What I enjoyed the most about this story is the amazing heroine. She has so much courage, it blows my mind. She poses as a man two years before the Civil War, just to avoid an arranged and unwanted marriage and to enjoy the freedom that being the opposite sex brought during that time period.
When she becomes a soldier, she does a variety things for the war effort and even better, she fights on the right side --the Union. From soldier to "nurse" to stretcher barrier to mail carrier to spy...it's one adventure after another. She even paints herself black and poses as a Negro to break in the Confederate ranks, and that means exposing herself to whippings and beatings. That takes gumption!
She has conflicting emotions as the story unfolds. She loves a man. You can dress as a dude but you cannot turn off women's baser instincts.
An irritation for me, however, was that the story (and it doesn't appear to be marketed as Christian fiction) goes on and on about faith, scripture, the bible... I read Christian Fiction but today's Christian fiction authors--most of the ones I read--don't beat me over the head with religion every five seconds.

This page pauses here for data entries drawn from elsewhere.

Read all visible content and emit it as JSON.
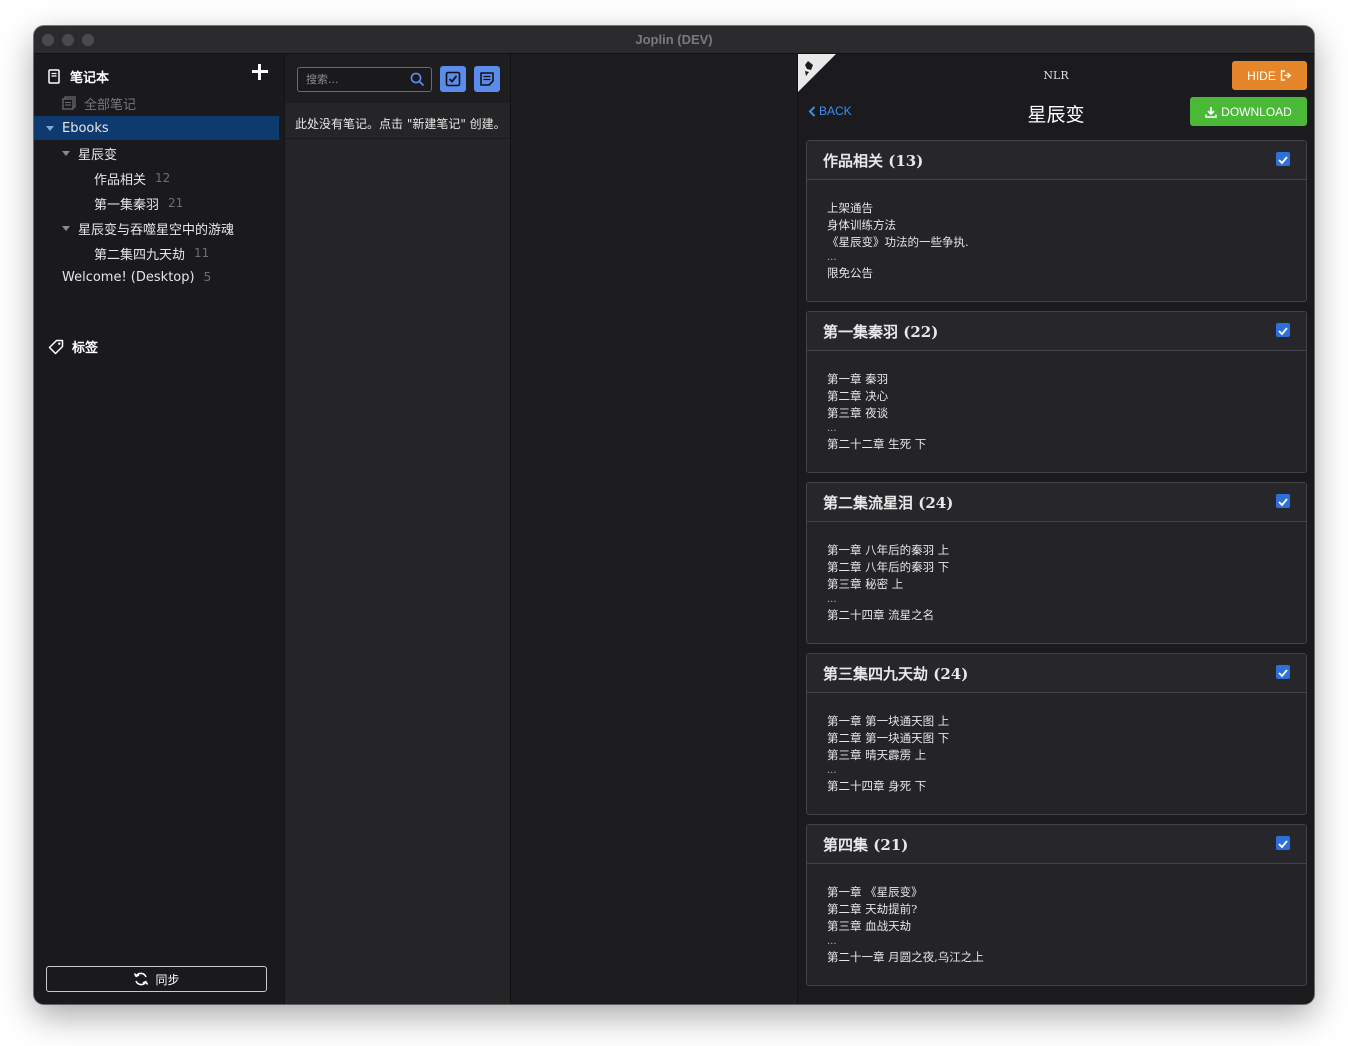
{
  "window": {
    "title": "Joplin (DEV)"
  },
  "sidebar": {
    "header": "笔记本",
    "all_notes": "全部笔记",
    "notebooks": [
      {
        "label": "Ebooks",
        "count": ""
      },
      {
        "label": "星辰变",
        "count": ""
      },
      {
        "label": "作品相关",
        "count": "12"
      },
      {
        "label": "第一集秦羽",
        "count": "21"
      },
      {
        "label": "星辰变与吞噬星空中的游魂",
        "count": ""
      },
      {
        "label": "第二集四九天劫",
        "count": "11"
      },
      {
        "label": "Welcome! (Desktop)",
        "count": "5"
      }
    ],
    "tags_label": "标签",
    "sync_label": "同步"
  },
  "notelist": {
    "search_placeholder": "搜索...",
    "empty_message": "此处没有笔记。点击 \"新建笔记\" 创建。"
  },
  "panel": {
    "source": "NLR",
    "hide_label": "HIDE",
    "back_label": "BACK",
    "title": "星辰变",
    "download_label": "DOWNLOAD",
    "volumes": [
      {
        "title": "作品相关 (13)",
        "checked": true,
        "lines": [
          "上架通告",
          "身体训练方法",
          "《星辰变》功法的一些争执.",
          "...",
          "限免公告"
        ]
      },
      {
        "title": "第一集秦羽 (22)",
        "checked": true,
        "lines": [
          "第一章 秦羽",
          "第二章 决心",
          "第三章 夜谈",
          "...",
          "第二十二章 生死 下"
        ]
      },
      {
        "title": "第二集流星泪 (24)",
        "checked": true,
        "lines": [
          "第一章 八年后的秦羽 上",
          "第二章 八年后的秦羽 下",
          "第三章 秘密 上",
          "...",
          "第二十四章 流星之名"
        ]
      },
      {
        "title": "第三集四九天劫 (24)",
        "checked": true,
        "lines": [
          "第一章 第一块通天图 上",
          "第二章 第一块通天图 下",
          "第三章 晴天霹雳 上",
          "...",
          "第二十四章 身死 下"
        ]
      },
      {
        "title": "第四集 (21)",
        "checked": true,
        "lines": [
          "第一章 《星辰变》",
          "第二章 天劫提前?",
          "第三章 血战天劫",
          "...",
          "第二十一章 月圆之夜,乌江之上"
        ]
      }
    ]
  },
  "colors": {
    "accent_blue": "#5b8cec",
    "selected_notebook": "#0e3a70",
    "hide_button": "#e6862a",
    "download_button": "#4ab938",
    "back_link": "#3f8cf0"
  }
}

This book went way overboard.
But when it really went downhill was the 65% point, when Jaimie enters the picture. If you don't like spoilers, read no further, but I have to say this in order to express just why this didn't set well with me...

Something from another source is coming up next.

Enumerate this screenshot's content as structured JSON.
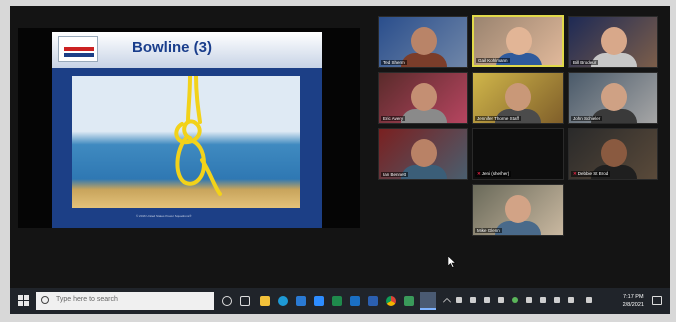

The story went from featuring an overly pious, Bible-thumping woman to a woman who is having sexual relations with a married man. And you know what? I was actually okay with that. So she's a sinner. She regrets her actions, la de da. This is real life. It seems to me the folks who thump their Bibles the loudest are often the ones with the most secrets... BUT what I didn't like is that Emma falls for a man such as Jaimie and after all her piety, it's so....nonchalant and doesn't suit her character at all.
That she must share him, she accepted as fact and privately regretted on many levels. She wished no harm to the faceless Mary back in New York. She felt badly about wronging her, but she was certain that if she had not become Jaimie's lover, someone else would have.

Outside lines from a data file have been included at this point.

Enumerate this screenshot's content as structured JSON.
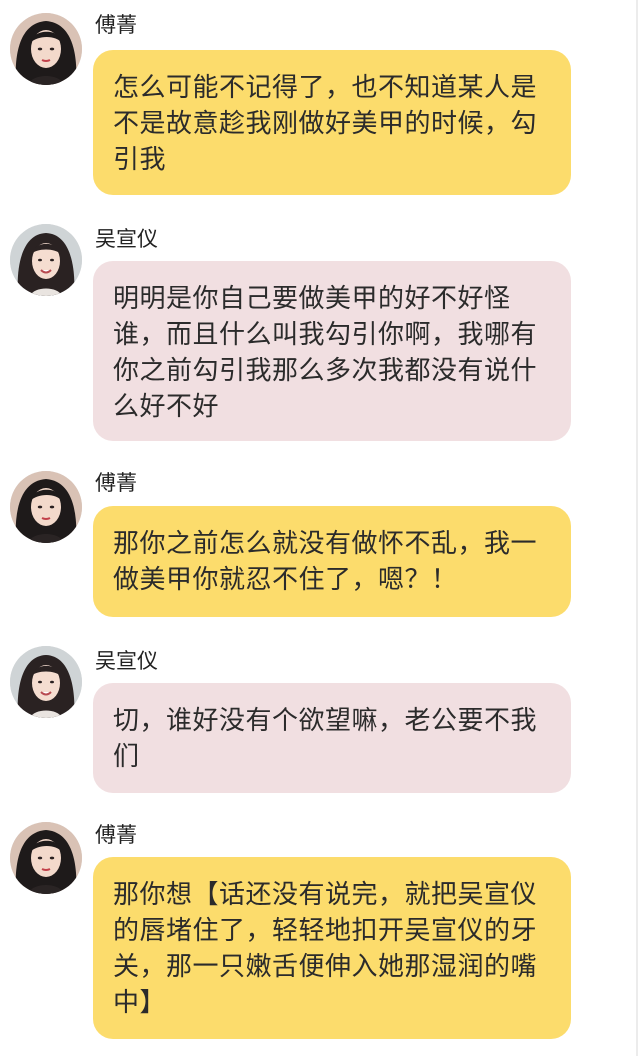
{
  "colors": {
    "bubble_fu": "#fcdc6c",
    "bubble_wu": "#f1dfe1",
    "text": "#2b2b2b"
  },
  "messages": [
    {
      "sender": "傅菁",
      "avatar": "avatar-fu-jing",
      "text": "怎么可能不记得了，也不知道某人是不是故意趁我刚做好美甲的时候，勾引我"
    },
    {
      "sender": "吴宣仪",
      "avatar": "avatar-wu-xuanyi",
      "text": "明明是你自己要做美甲的好不好怪谁，而且什么叫我勾引你啊，我哪有你之前勾引我那么多次我都没有说什么好不好"
    },
    {
      "sender": "傅菁",
      "avatar": "avatar-fu-jing",
      "text": "那你之前怎么就没有做怀不乱，我一做美甲你就忍不住了，嗯？！"
    },
    {
      "sender": "吴宣仪",
      "avatar": "avatar-wu-xuanyi",
      "text": "切，谁好没有个欲望嘛，老公要不我们"
    },
    {
      "sender": "傅菁",
      "avatar": "avatar-fu-jing",
      "text": "那你想【话还没有说完，就把吴宣仪的唇堵住了，轻轻地扣开吴宣仪的牙关，那一只嫩舌便伸入她那湿润的嘴中】"
    }
  ]
}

How does that make it okay? As I said above, this attitude simply doesn't suit her or go along with the Emma we've come to know at that point. And since the author had to take this route and add a love interest, why did it have to be an A-hole? An A-hole who was willing to sodomize her, thinking she was his young male tentmate?
Liked some of it; disliked some of it.
I received this on LibraryThing Early Reviewers.